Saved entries
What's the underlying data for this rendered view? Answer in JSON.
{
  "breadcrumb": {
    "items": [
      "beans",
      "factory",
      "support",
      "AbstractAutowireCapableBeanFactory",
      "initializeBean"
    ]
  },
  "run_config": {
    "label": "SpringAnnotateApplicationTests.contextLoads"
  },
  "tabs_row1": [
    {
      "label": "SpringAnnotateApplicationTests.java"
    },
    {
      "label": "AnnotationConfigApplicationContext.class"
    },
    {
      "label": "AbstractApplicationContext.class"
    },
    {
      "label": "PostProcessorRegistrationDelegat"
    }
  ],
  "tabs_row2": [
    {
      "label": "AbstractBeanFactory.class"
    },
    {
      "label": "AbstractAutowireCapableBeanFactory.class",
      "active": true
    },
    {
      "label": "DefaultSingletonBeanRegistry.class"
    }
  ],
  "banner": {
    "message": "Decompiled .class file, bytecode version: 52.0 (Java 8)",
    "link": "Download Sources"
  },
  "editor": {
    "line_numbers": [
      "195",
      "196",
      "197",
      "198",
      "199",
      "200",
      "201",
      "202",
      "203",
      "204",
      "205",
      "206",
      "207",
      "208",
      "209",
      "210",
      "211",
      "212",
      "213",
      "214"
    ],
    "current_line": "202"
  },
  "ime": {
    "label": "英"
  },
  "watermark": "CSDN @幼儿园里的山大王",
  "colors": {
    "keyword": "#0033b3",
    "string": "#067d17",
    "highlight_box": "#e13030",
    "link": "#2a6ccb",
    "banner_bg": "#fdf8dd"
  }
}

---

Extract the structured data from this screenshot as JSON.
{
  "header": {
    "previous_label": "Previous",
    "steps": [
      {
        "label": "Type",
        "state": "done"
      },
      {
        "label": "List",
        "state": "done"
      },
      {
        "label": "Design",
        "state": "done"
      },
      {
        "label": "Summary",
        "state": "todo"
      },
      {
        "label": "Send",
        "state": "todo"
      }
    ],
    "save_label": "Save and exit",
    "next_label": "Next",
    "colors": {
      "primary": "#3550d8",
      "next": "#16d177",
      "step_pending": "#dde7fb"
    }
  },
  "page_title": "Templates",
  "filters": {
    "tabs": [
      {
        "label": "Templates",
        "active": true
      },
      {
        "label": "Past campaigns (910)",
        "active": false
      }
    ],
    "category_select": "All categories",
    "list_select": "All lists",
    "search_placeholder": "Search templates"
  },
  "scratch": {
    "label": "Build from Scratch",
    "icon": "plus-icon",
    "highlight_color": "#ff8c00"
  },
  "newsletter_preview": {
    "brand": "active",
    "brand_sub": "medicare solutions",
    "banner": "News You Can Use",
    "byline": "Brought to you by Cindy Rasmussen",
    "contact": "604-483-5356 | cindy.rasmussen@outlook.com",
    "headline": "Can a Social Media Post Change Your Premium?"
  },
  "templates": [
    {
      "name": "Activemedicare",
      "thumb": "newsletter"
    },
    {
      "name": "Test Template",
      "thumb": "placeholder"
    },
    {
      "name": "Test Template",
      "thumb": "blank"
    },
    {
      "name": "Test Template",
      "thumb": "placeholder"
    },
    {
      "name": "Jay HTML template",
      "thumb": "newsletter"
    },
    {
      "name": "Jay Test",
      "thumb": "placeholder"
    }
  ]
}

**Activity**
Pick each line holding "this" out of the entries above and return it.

**Answer for the task**
What's the underlying data for this rendered view? Answer in JSON.
Extract the structured data from this screenshot as JSON.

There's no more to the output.